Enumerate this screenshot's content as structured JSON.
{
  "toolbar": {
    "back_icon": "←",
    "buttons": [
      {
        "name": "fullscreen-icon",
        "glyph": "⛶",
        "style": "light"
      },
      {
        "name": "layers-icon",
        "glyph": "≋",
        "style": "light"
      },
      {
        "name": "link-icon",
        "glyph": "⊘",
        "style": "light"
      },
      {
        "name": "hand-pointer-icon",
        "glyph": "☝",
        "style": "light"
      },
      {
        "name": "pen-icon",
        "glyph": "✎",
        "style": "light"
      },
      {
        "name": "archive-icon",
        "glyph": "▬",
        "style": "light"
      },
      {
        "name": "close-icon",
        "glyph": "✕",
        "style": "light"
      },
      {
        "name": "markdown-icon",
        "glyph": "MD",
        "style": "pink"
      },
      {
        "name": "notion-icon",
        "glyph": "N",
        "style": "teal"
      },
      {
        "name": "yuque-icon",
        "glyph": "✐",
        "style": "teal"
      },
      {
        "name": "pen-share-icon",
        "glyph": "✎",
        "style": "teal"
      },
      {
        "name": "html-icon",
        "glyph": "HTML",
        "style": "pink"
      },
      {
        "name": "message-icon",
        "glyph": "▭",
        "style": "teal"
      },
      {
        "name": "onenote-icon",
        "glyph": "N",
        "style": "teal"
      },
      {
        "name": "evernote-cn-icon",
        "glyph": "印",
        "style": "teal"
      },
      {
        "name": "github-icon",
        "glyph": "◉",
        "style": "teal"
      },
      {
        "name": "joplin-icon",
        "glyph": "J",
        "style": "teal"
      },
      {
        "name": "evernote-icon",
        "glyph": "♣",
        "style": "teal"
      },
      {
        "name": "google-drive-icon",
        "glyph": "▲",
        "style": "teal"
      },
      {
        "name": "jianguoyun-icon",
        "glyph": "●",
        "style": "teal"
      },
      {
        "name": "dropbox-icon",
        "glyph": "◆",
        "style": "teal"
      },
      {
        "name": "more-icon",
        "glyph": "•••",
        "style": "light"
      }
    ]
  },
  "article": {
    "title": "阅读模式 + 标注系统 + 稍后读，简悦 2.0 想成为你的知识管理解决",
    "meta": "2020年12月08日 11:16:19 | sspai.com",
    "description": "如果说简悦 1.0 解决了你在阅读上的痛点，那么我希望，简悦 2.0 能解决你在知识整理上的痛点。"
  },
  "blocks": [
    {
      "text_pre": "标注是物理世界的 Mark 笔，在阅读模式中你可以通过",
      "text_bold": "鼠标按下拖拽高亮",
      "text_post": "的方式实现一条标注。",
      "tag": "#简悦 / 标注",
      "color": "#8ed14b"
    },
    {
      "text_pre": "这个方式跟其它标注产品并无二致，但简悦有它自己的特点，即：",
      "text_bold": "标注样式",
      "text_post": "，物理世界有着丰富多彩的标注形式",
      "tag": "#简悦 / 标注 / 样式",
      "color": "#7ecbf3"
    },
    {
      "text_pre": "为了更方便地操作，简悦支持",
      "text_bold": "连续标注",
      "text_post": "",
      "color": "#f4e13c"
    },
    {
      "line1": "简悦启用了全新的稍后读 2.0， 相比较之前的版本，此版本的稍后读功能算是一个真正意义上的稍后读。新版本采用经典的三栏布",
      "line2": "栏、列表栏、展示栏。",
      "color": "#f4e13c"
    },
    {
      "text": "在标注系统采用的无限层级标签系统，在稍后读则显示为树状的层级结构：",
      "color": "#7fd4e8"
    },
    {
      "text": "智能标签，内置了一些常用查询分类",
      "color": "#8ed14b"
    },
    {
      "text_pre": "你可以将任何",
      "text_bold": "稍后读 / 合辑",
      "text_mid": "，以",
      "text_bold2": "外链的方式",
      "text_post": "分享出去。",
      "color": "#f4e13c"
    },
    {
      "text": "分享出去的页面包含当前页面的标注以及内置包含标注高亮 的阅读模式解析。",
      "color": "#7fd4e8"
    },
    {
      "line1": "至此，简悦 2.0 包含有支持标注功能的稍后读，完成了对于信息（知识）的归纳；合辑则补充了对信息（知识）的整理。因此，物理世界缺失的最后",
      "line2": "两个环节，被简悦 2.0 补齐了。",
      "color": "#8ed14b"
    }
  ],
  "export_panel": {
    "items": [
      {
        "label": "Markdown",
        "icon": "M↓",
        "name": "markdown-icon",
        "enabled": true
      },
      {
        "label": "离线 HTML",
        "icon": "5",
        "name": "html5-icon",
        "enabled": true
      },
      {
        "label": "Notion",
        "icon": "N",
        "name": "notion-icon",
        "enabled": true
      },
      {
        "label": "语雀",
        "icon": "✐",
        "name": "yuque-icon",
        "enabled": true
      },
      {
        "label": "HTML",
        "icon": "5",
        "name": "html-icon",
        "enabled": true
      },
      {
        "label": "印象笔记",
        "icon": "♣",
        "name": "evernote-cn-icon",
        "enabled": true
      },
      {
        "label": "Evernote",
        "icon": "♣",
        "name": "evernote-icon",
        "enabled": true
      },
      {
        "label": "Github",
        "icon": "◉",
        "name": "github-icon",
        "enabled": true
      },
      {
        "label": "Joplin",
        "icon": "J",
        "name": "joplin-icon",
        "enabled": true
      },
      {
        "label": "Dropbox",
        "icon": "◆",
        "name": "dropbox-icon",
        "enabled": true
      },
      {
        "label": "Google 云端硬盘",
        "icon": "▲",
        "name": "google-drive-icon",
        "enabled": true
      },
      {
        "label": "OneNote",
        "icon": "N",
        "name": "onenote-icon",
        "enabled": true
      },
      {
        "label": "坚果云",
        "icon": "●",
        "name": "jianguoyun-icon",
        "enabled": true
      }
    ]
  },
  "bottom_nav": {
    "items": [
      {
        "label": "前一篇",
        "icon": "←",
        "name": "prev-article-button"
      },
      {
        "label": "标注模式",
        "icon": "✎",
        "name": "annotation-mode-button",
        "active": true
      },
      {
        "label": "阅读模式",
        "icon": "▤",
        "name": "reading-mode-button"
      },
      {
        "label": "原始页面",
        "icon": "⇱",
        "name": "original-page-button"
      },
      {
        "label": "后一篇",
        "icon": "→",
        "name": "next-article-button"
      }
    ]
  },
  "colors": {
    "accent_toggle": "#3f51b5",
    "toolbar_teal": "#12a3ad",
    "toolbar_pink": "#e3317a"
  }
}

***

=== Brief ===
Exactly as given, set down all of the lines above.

=== Response to the task ===
Enumerate this screenshot's content as structured JSON.
{
  "toolbar": {
    "back_icon": "←",
    "buttons": [
      {
        "name": "fullscreen-icon",
        "glyph": "⛶",
        "style": "light"
      },
      {
        "name": "layers-icon",
        "glyph": "≋",
        "style": "light"
      },
      {
        "name": "link-icon",
        "glyph": "⊘",
        "style": "light"
      },
      {
        "name": "hand-pointer-icon",
        "glyph": "☝",
        "style": "light"
      },
      {
        "name": "pen-icon",
        "glyph": "✎",
        "style": "light"
      },
      {
        "name": "archive-icon",
        "glyph": "▬",
        "style": "light"
      },
      {
        "name": "close-icon",
        "glyph": "✕",
        "style": "light"
      },
      {
        "name": "markdown-icon",
        "glyph": "MD",
        "style": "pink"
      },
      {
        "name": "notion-icon",
        "glyph": "N",
        "style": "teal"
      },
      {
        "name": "yuque-icon",
        "glyph": "✐",
        "style": "teal"
      },
      {
        "name": "pen-share-icon",
        "glyph": "✎",
        "style": "teal"
      },
      {
        "name": "html-icon",
        "glyph": "HTML",
        "style": "pink"
      },
      {
        "name": "message-icon",
        "glyph": "▭",
        "style": "teal"
      },
      {
        "name": "onenote-icon",
        "glyph": "N",
        "style": "teal"
      },
      {
        "name": "evernote-cn-icon",
        "glyph": "印",
        "style": "teal"
      },
      {
        "name": "github-icon",
        "glyph": "◉",
        "style": "teal"
      },
      {
        "name": "joplin-icon",
        "glyph": "J",
        "style": "teal"
      },
      {
        "name": "evernote-icon",
        "glyph": "♣",
        "style": "teal"
      },
      {
        "name": "google-drive-icon",
        "glyph": "▲",
        "style": "teal"
      },
      {
        "name": "jianguoyun-icon",
        "glyph": "●",
        "style": "teal"
      },
      {
        "name": "dropbox-icon",
        "glyph": "◆",
        "style": "teal"
      },
      {
        "name": "more-icon",
        "glyph": "•••",
        "style": "light"
      }
    ]
  },
  "article": {
    "title": "阅读模式 + 标注系统 + 稍后读，简悦 2.0 想成为你的知识管理解决",
    "meta": "2020年12月08日 11:16:19 | sspai.com",
    "description": "如果说简悦 1.0 解决了你在阅读上的痛点，那么我希望，简悦 2.0 能解决你在知识整理上的痛点。"
  },
  "blocks": [
    {
      "text_pre": "标注是物理世界的 Mark 笔，在阅读模式中你可以通过",
      "text_bold": "鼠标按下拖拽高亮",
      "text_post": "的方式实现一条标注。",
      "tag": "#简悦 / 标注",
      "color": "#8ed14b"
    },
    {
      "text_pre": "这个方式跟其它标注产品并无二致，但简悦有它自己的特点，即：",
      "text_bold": "标注样式",
      "text_post": "，物理世界有着丰富多彩的标注形式",
      "tag": "#简悦 / 标注 / 样式",
      "color": "#7ecbf3"
    },
    {
      "text_pre": "为了更方便地操作，简悦支持",
      "text_bold": "连续标注",
      "text_post": "",
      "color": "#f4e13c"
    },
    {
      "line1": "简悦启用了全新的稍后读 2.0， 相比较之前的版本，此版本的稍后读功能算是一个真正意义上的稍后读。新版本采用经典的三栏布",
      "line2": "栏、列表栏、展示栏。",
      "color": "#f4e13c"
    },
    {
      "text": "在标注系统采用的无限层级标签系统，在稍后读则显示为树状的层级结构：",
      "color": "#7fd4e8"
    },
    {
      "text": "智能标签，内置了一些常用查询分类",
      "color": "#8ed14b"
    },
    {
      "text_pre": "你可以将任何",
      "text_bold": "稍后读 / 合辑",
      "text_mid": "，以",
      "text_bold2": "外链的方式",
      "text_post": "分享出去。",
      "color": "#f4e13c"
    },
    {
      "text": "分享出去的页面包含当前页面的标注以及内置包含标注高亮 的阅读模式解析。",
      "color": "#7fd4e8"
    },
    {
      "line1": "至此，简悦 2.0 包含有支持标注功能的稍后读，完成了对于信息（知识）的归纳；合辑则补充了对信息（知识）的整理。因此，物理世界缺失的最后",
      "line2": "两个环节，被简悦 2.0 补齐了。",
      "color": "#8ed14b"
    }
  ],
  "export_panel": {
    "items": [
      {
        "label": "Markdown",
        "icon": "M↓",
        "name": "markdown-icon",
        "enabled": true
      },
      {
        "label": "离线 HTML",
        "icon": "5",
        "name": "html5-icon",
        "enabled": true
      },
      {
        "label": "Notion",
        "icon": "N",
        "name": "notion-icon",
        "enabled": true
      },
      {
        "label": "语雀",
        "icon": "✐",
        "name": "yuque-icon",
        "enabled": true
      },
      {
        "label": "HTML",
        "icon": "5",
        "name": "html-icon",
        "enabled": true
      },
      {
        "label": "印象笔记",
        "icon": "♣",
        "name": "evernote-cn-icon",
        "enabled": true
      },
      {
        "label": "Evernote",
        "icon": "♣",
        "name": "evernote-icon",
        "enabled": true
      },
      {
        "label": "Github",
        "icon": "◉",
        "name": "github-icon",
        "enabled": true
      },
      {
        "label": "Joplin",
        "icon": "J",
        "name": "joplin-icon",
        "enabled": true
      },
      {
        "label": "Dropbox",
        "icon": "◆",
        "name": "dropbox-icon",
        "enabled": true
      },
      {
        "label": "Google 云端硬盘",
        "icon": "▲",
        "name": "google-drive-icon",
        "enabled": true
      },
      {
        "label": "OneNote",
        "icon": "N",
        "name": "onenote-icon",
        "enabled": true
      },
      {
        "label": "坚果云",
        "icon": "●",
        "name": "jianguoyun-icon",
        "enabled": true
      }
    ]
  },
  "bottom_nav": {
    "items": [
      {
        "label": "前一篇",
        "icon": "←",
        "name": "prev-article-button"
      },
      {
        "label": "标注模式",
        "icon": "✎",
        "name": "annotation-mode-button",
        "active": true
      },
      {
        "label": "阅读模式",
        "icon": "▤",
        "name": "reading-mode-button"
      },
      {
        "label": "原始页面",
        "icon": "⇱",
        "name": "original-page-button"
      },
      {
        "label": "后一篇",
        "icon": "→",
        "name": "next-article-button"
      }
    ]
  },
  "colors": {
    "accent_toggle": "#3f51b5",
    "toolbar_teal": "#12a3ad",
    "toolbar_pink": "#e3317a"
  }
}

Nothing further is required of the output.